The records below need to be repeated exactly, though not their pictures.

Items from a dataset

↓↓↓

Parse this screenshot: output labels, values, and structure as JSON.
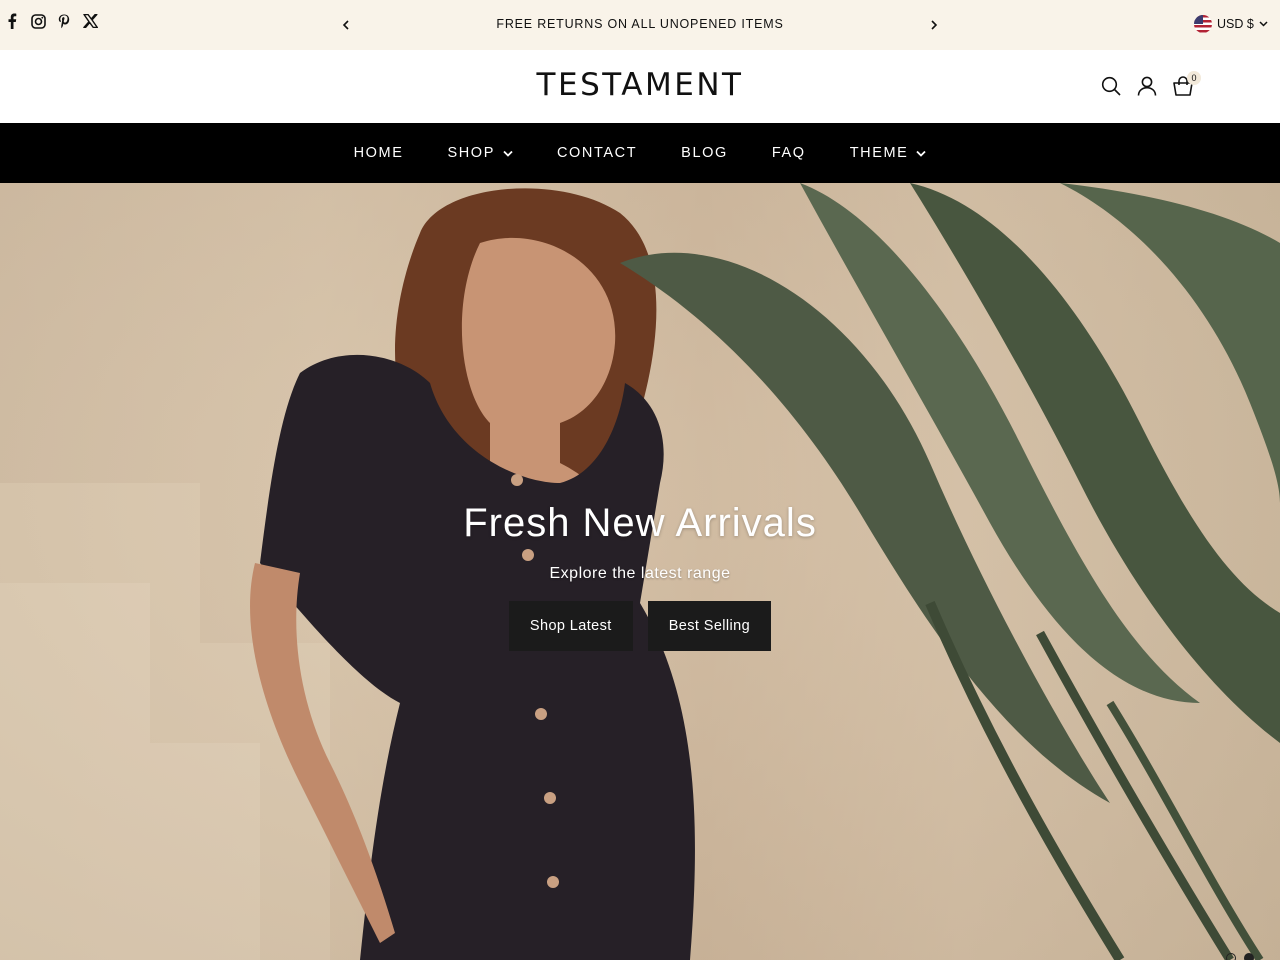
{
  "announcement": {
    "text": "FREE RETURNS ON ALL UNOPENED ITEMS",
    "currency": "USD $",
    "social_icons": [
      "facebook-icon",
      "instagram-icon",
      "pinterest-icon",
      "x-icon"
    ]
  },
  "header": {
    "logo": "TESTAMENT",
    "cart_count": "0",
    "icons": [
      "search-icon",
      "account-icon",
      "cart-icon"
    ]
  },
  "nav": {
    "items": [
      {
        "label": "HOME"
      },
      {
        "label": "SHOP"
      },
      {
        "label": "CONTACT"
      },
      {
        "label": "BLOG"
      },
      {
        "label": "FAQ"
      },
      {
        "label": "THEME"
      }
    ]
  },
  "hero": {
    "title": "Fresh New Arrivals",
    "subtitle": "Explore the latest range",
    "buttons": [
      {
        "label": "Shop Latest"
      },
      {
        "label": "Best Selling"
      }
    ],
    "slides": 2,
    "active_slide": 2
  },
  "colors": {
    "announcement_bg": "#f9f3e9",
    "nav_bg": "#000000",
    "button_bg": "#1b1b1b"
  }
}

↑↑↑

# Answer box
Parse this screenshot: output labels, values, and structure as JSON.
{
  "announcement": {
    "text": "FREE RETURNS ON ALL UNOPENED ITEMS",
    "currency": "USD $",
    "social_icons": [
      "facebook-icon",
      "instagram-icon",
      "pinterest-icon",
      "x-icon"
    ]
  },
  "header": {
    "logo": "TESTAMENT",
    "cart_count": "0",
    "icons": [
      "search-icon",
      "account-icon",
      "cart-icon"
    ]
  },
  "nav": {
    "items": [
      {
        "label": "HOME"
      },
      {
        "label": "SHOP"
      },
      {
        "label": "CONTACT"
      },
      {
        "label": "BLOG"
      },
      {
        "label": "FAQ"
      },
      {
        "label": "THEME"
      }
    ]
  },
  "hero": {
    "title": "Fresh New Arrivals",
    "subtitle": "Explore the latest range",
    "buttons": [
      {
        "label": "Shop Latest"
      },
      {
        "label": "Best Selling"
      }
    ],
    "slides": 2,
    "active_slide": 2
  },
  "colors": {
    "announcement_bg": "#f9f3e9",
    "nav_bg": "#000000",
    "button_bg": "#1b1b1b"
  }
}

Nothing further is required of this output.